> [Material for the task]
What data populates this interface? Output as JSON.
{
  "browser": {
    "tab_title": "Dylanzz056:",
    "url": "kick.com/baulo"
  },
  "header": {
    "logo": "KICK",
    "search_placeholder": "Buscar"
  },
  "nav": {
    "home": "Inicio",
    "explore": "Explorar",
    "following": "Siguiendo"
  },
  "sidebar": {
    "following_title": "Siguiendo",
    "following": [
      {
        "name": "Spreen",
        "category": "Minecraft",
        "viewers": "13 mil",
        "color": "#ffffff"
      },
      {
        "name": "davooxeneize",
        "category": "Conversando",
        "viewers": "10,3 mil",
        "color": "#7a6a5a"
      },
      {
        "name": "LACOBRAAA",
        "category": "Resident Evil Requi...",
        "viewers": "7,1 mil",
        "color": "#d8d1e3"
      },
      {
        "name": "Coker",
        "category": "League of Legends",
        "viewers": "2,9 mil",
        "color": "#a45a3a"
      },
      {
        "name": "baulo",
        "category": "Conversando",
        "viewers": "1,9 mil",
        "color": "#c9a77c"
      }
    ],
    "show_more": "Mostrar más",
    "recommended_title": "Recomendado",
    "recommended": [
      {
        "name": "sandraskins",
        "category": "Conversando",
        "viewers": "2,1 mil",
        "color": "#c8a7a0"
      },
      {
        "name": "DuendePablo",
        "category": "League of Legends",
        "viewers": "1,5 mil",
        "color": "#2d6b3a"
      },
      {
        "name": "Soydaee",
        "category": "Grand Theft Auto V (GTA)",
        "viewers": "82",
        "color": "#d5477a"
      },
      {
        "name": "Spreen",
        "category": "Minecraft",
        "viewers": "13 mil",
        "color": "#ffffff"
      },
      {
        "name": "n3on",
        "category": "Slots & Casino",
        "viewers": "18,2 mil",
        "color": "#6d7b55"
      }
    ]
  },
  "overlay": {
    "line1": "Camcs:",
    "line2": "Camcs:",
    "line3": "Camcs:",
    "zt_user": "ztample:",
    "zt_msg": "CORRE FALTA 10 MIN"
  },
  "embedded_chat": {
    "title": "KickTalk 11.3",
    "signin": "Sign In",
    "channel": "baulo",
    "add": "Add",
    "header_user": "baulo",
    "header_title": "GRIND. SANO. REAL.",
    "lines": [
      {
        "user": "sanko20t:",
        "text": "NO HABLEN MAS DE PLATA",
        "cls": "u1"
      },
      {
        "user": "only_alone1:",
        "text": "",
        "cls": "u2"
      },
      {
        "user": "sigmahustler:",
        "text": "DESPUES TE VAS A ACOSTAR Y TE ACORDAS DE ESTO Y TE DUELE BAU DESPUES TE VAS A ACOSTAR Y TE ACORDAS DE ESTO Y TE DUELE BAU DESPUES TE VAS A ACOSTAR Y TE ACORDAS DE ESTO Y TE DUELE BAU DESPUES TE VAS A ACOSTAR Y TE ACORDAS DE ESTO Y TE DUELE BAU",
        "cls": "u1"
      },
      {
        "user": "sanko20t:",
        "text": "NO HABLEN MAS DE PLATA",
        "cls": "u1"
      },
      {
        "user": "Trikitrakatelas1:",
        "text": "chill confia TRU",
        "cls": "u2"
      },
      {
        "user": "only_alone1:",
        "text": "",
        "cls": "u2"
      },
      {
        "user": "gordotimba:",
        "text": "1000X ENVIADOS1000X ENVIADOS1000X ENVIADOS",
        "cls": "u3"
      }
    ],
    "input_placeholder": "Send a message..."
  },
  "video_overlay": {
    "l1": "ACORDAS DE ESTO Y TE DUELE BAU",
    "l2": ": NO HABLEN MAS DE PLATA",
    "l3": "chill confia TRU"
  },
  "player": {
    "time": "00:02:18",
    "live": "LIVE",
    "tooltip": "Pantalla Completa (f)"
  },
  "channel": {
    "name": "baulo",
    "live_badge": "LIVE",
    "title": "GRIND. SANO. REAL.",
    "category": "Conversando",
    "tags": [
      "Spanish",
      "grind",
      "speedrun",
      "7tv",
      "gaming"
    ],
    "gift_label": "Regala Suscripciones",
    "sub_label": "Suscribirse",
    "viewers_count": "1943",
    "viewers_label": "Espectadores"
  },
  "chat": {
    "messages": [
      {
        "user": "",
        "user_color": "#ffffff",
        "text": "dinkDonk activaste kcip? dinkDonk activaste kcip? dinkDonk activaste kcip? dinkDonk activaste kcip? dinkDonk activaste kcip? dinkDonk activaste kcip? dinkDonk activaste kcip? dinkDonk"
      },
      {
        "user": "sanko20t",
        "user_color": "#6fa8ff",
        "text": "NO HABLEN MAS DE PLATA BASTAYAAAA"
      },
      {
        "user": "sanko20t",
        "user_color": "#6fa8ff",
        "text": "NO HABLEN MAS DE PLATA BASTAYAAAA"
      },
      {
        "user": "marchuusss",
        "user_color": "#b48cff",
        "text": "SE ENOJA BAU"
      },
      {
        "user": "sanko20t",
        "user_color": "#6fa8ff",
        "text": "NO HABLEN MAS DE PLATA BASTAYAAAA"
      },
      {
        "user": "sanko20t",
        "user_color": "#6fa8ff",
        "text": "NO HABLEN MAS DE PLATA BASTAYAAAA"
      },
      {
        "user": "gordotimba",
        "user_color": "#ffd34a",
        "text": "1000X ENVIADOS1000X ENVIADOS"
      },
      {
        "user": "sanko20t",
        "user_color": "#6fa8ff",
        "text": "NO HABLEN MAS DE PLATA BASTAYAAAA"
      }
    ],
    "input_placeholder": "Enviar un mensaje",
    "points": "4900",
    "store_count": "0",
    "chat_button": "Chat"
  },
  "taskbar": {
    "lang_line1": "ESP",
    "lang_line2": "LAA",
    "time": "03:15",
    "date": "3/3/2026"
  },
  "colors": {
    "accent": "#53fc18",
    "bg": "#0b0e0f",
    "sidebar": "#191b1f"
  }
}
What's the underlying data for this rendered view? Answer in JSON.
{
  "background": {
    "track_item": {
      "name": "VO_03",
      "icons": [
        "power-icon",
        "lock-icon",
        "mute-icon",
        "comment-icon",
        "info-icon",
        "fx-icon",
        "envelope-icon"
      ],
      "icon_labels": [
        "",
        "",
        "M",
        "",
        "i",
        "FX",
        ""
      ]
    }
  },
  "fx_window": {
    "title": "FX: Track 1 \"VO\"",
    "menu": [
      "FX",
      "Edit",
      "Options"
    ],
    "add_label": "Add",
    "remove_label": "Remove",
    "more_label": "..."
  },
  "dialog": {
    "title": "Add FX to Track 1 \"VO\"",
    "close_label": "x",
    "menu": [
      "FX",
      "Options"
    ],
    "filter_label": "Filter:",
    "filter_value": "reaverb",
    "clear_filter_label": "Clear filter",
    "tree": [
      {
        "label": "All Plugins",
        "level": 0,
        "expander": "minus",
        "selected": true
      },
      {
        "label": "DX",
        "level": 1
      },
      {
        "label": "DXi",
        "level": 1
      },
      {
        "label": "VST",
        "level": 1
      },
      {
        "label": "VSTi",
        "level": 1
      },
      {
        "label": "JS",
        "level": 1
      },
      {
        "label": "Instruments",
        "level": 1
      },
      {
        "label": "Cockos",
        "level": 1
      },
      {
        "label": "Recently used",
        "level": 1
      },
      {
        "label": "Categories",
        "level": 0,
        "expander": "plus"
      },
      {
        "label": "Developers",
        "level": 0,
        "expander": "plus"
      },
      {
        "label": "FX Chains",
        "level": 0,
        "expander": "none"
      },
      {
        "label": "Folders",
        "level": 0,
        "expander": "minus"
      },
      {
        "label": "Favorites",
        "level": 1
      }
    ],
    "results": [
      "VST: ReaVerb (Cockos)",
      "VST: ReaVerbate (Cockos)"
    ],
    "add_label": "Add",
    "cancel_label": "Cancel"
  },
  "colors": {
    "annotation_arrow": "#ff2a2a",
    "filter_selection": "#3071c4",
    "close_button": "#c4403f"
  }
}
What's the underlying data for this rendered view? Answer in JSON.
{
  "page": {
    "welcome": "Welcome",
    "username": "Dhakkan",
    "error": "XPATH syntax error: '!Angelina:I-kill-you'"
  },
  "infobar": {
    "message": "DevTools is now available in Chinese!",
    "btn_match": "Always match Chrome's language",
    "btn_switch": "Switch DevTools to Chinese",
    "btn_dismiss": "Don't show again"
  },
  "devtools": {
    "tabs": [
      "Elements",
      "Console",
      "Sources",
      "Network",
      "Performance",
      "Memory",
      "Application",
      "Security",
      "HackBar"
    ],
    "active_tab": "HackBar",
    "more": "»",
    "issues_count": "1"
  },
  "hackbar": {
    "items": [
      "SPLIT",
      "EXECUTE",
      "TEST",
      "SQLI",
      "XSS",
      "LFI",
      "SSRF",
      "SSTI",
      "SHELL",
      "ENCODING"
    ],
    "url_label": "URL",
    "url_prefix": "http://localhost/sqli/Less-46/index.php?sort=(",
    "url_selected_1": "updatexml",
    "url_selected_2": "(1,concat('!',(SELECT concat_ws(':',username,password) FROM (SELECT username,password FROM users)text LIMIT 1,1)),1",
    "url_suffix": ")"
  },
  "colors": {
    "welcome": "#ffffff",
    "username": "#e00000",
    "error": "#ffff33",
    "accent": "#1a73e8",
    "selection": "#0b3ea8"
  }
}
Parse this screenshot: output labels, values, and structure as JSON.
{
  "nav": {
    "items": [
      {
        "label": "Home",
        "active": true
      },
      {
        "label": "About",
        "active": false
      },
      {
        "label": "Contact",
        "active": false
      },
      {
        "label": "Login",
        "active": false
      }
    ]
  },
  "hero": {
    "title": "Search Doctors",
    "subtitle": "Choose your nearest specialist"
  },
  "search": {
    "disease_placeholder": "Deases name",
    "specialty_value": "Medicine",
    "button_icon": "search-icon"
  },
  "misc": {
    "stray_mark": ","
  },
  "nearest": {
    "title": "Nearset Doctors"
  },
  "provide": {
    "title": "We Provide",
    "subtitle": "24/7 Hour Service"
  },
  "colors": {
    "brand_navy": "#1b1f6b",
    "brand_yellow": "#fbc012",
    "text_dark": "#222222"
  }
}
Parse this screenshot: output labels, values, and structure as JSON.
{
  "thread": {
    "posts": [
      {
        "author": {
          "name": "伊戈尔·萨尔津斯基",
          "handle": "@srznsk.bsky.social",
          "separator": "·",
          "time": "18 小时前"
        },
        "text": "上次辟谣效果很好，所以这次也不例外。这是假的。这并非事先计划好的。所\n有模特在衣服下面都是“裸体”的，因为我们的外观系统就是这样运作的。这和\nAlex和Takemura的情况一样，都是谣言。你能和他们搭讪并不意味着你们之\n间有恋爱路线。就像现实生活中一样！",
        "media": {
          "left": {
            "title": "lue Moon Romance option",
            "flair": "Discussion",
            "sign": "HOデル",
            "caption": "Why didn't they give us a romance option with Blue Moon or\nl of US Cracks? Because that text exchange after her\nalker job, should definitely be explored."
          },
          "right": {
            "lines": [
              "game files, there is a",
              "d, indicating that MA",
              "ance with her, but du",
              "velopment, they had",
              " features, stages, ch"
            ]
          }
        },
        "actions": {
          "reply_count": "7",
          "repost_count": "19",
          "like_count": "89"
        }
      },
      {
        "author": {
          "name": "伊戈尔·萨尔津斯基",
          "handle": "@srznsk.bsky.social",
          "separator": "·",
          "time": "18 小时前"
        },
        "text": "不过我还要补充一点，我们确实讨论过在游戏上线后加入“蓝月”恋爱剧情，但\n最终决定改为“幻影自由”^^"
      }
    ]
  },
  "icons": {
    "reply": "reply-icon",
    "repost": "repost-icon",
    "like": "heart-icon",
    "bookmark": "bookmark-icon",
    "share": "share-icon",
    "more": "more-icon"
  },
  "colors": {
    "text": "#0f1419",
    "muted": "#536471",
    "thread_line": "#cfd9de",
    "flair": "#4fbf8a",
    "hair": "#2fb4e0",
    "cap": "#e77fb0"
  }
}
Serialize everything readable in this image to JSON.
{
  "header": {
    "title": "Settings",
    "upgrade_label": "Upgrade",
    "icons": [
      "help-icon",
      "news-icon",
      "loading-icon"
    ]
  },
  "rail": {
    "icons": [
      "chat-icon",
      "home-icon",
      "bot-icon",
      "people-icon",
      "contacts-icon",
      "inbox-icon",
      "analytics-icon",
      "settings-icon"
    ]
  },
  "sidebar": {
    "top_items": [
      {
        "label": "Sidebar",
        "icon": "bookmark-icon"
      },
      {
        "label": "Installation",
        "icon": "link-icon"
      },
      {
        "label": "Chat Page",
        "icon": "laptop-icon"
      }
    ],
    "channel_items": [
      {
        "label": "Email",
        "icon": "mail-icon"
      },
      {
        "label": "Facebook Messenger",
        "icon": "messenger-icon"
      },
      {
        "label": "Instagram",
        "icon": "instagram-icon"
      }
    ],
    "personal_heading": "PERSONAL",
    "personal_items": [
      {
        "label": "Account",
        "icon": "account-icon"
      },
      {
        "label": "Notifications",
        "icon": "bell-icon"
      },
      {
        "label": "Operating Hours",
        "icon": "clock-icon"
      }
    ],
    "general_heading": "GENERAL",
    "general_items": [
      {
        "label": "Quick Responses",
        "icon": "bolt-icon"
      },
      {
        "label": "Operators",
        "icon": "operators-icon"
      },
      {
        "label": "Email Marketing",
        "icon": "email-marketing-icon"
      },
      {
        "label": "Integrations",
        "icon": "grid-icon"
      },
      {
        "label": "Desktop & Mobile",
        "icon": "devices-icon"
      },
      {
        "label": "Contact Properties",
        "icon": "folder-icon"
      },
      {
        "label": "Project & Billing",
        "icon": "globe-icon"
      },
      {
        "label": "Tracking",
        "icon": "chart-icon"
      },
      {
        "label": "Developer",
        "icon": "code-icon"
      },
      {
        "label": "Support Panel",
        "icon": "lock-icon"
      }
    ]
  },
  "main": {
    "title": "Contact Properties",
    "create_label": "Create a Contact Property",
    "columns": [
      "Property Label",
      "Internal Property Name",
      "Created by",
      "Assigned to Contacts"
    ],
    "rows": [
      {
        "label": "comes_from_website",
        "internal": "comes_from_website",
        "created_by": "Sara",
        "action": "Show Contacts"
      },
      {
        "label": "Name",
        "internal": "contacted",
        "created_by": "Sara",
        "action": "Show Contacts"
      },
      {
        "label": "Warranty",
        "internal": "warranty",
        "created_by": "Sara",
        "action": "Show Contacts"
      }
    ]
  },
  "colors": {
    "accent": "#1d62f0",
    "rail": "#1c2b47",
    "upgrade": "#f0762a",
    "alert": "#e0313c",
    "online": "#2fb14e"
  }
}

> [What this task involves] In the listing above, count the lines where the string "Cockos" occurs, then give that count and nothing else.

> [Answer below] 3